### What you will do
Pull every line containing the word "thumb" from the records.

### Raw data
______________________________
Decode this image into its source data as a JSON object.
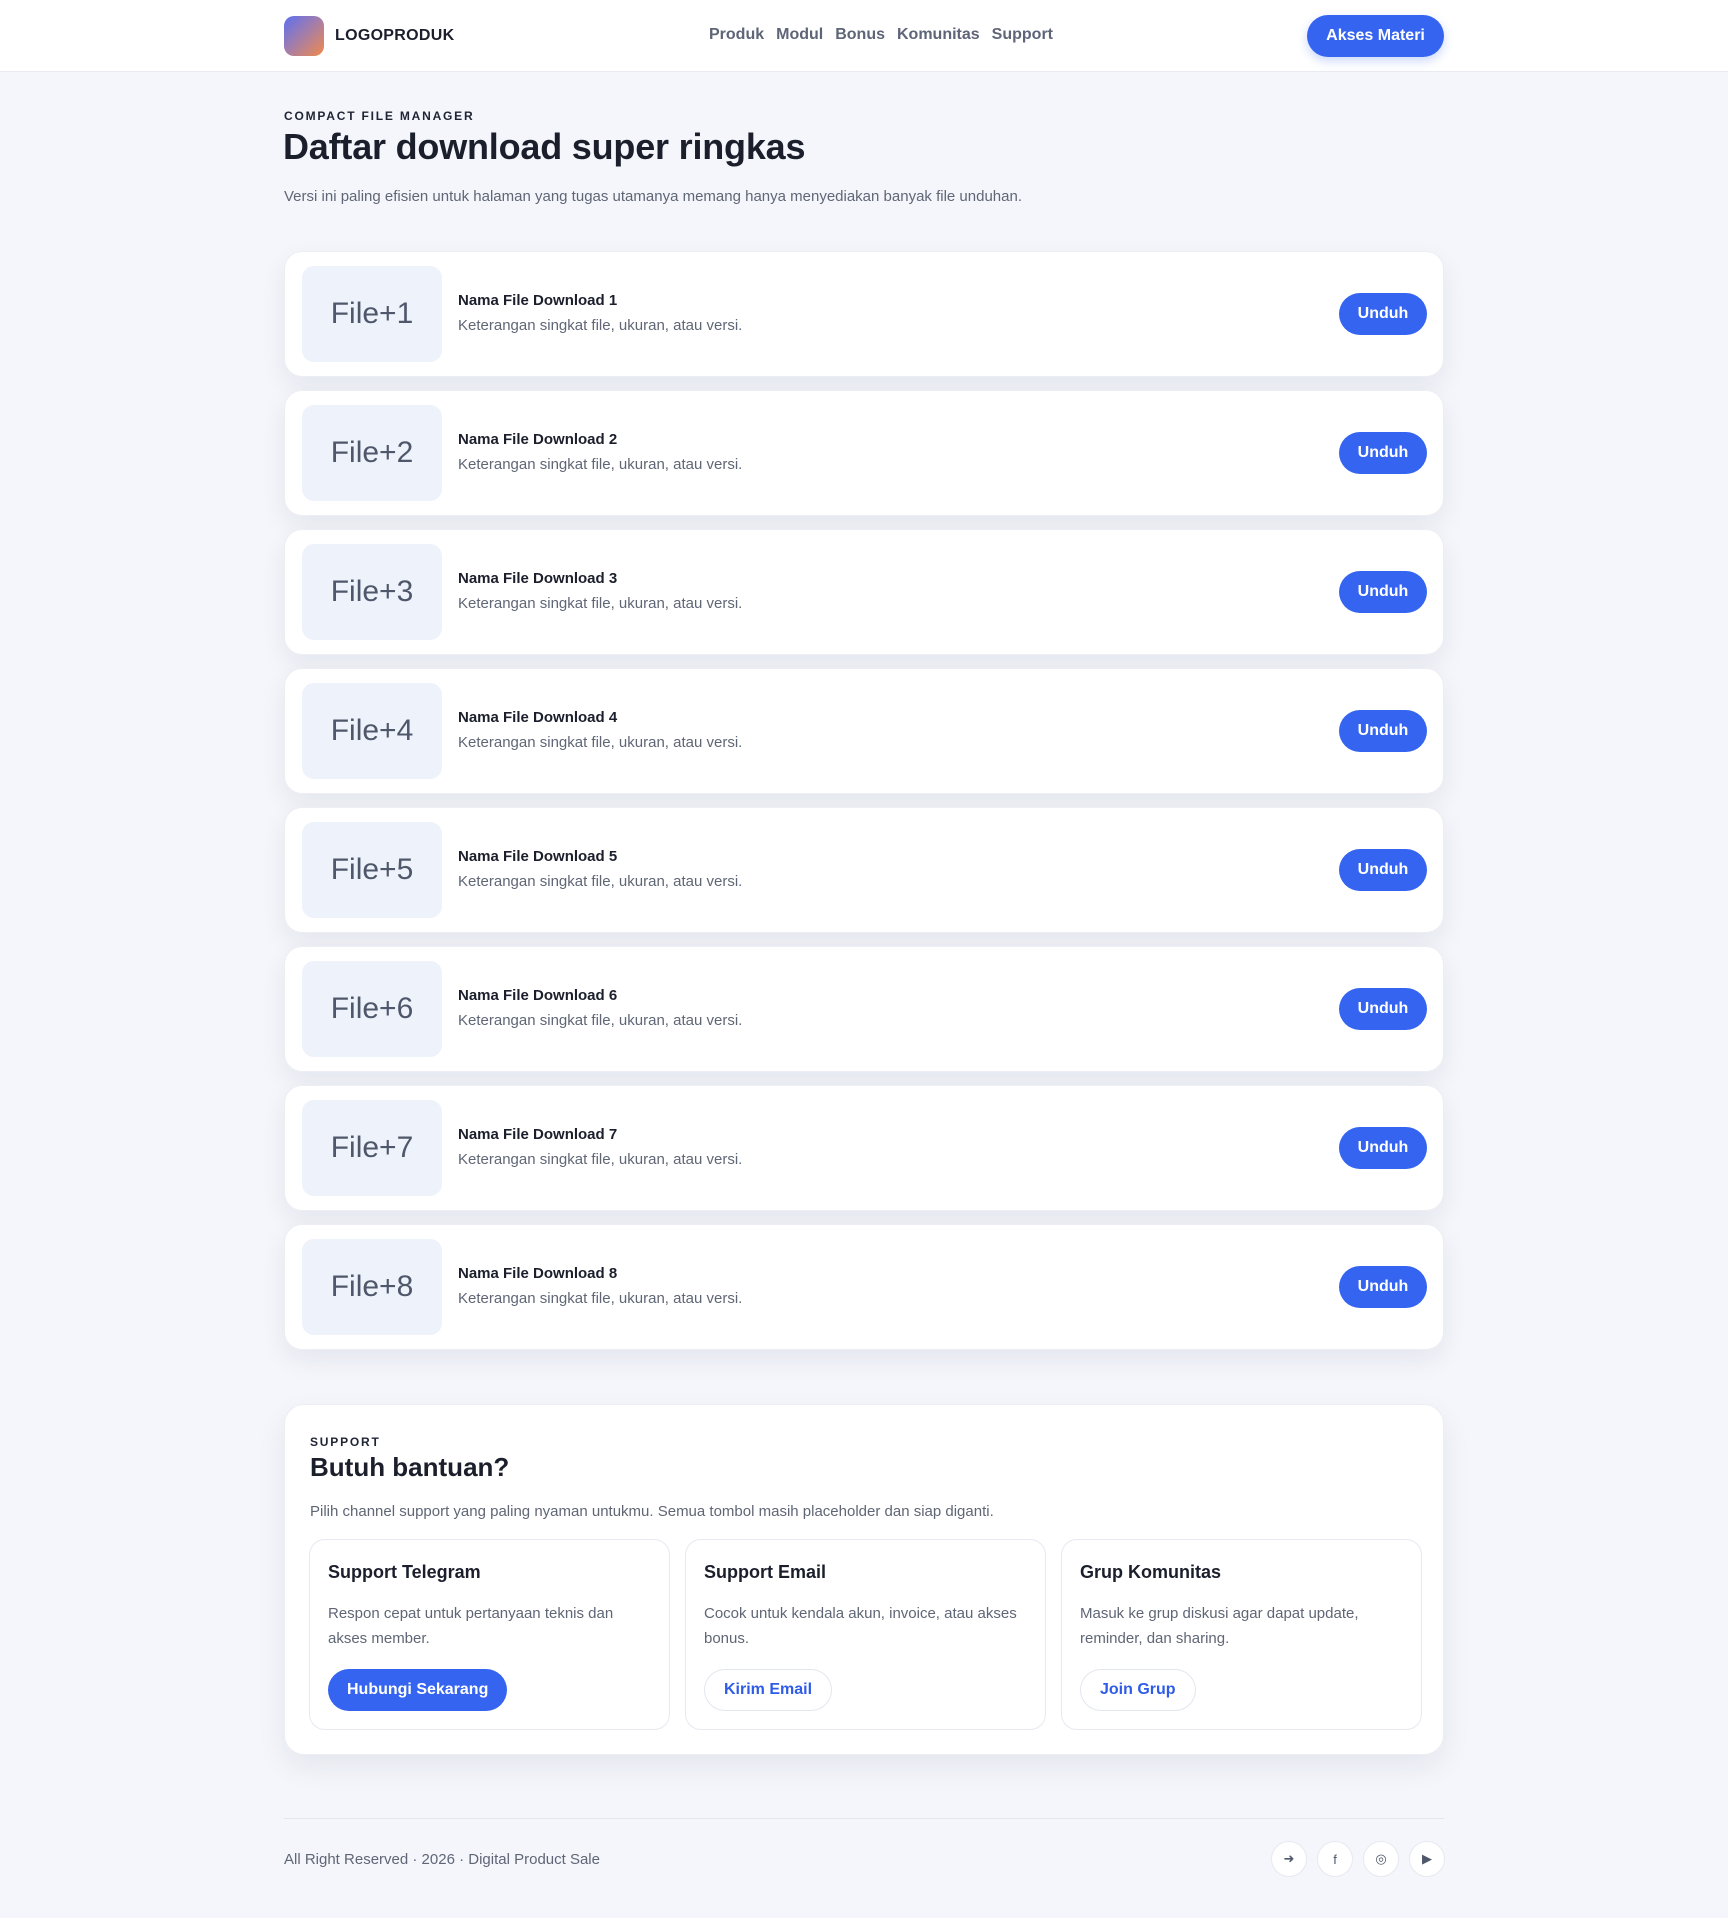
{
  "header": {
    "brand": "LOGOPRODUK",
    "nav": [
      "Produk",
      "Modul",
      "Bonus",
      "Komunitas",
      "Support"
    ],
    "cta": "Akses Materi"
  },
  "intro": {
    "eyebrow": "COMPACT FILE MANAGER",
    "title": "Daftar download super ringkas",
    "lead": "Versi ini paling efisien untuk halaman yang tugas utamanya memang hanya menyediakan banyak file unduhan."
  },
  "files": [
    {
      "thumb": "File+1",
      "name": "Nama File Download 1",
      "desc": "Keterangan singkat file, ukuran, atau versi.",
      "button": "Unduh"
    },
    {
      "thumb": "File+2",
      "name": "Nama File Download 2",
      "desc": "Keterangan singkat file, ukuran, atau versi.",
      "button": "Unduh"
    },
    {
      "thumb": "File+3",
      "name": "Nama File Download 3",
      "desc": "Keterangan singkat file, ukuran, atau versi.",
      "button": "Unduh"
    },
    {
      "thumb": "File+4",
      "name": "Nama File Download 4",
      "desc": "Keterangan singkat file, ukuran, atau versi.",
      "button": "Unduh"
    },
    {
      "thumb": "File+5",
      "name": "Nama File Download 5",
      "desc": "Keterangan singkat file, ukuran, atau versi.",
      "button": "Unduh"
    },
    {
      "thumb": "File+6",
      "name": "Nama File Download 6",
      "desc": "Keterangan singkat file, ukuran, atau versi.",
      "button": "Unduh"
    },
    {
      "thumb": "File+7",
      "name": "Nama File Download 7",
      "desc": "Keterangan singkat file, ukuran, atau versi.",
      "button": "Unduh"
    },
    {
      "thumb": "File+8",
      "name": "Nama File Download 8",
      "desc": "Keterangan singkat file, ukuran, atau versi.",
      "button": "Unduh"
    }
  ],
  "support": {
    "eyebrow": "SUPPORT",
    "title": "Butuh bantuan?",
    "lead": "Pilih channel support yang paling nyaman untukmu. Semua tombol masih placeholder dan siap diganti.",
    "cards": [
      {
        "title": "Support Telegram",
        "desc": "Respon cepat untuk pertanyaan teknis dan akses member.",
        "button": "Hubungi Sekarang",
        "style": "primary"
      },
      {
        "title": "Support Email",
        "desc": "Cocok untuk kendala akun, invoice, atau akses bonus.",
        "button": "Kirim Email",
        "style": "ghost"
      },
      {
        "title": "Grup Komunitas",
        "desc": "Masuk ke grup diskusi agar dapat update, reminder, dan sharing.",
        "button": "Join Grup",
        "style": "ghost"
      }
    ]
  },
  "footer": {
    "text": "All Right Reserved · 2026 · Digital Product Sale",
    "socials": [
      {
        "icon": "telegram-icon",
        "glyph": "➜"
      },
      {
        "icon": "facebook-icon",
        "glyph": "f"
      },
      {
        "icon": "instagram-icon",
        "glyph": "◎"
      },
      {
        "icon": "youtube-icon",
        "glyph": "▶"
      }
    ]
  },
  "colors": {
    "accent": "#3565f0",
    "background": "#f4f6fb",
    "card": "#ffffff",
    "thumb": "#eef2fb",
    "text_dark": "#1b1f2c",
    "text_muted": "#5f6675"
  }
}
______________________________
### Answer space
      "thumb": "File+1",
      "thumb": "File+2",
      "thumb": "File+3",
      "thumb": "File+4",
      "thumb": "File+5",
      "thumb": "File+6",
      "thumb": "File+7",
      "thumb": "File+8",
    "thumb": "#eef2fb",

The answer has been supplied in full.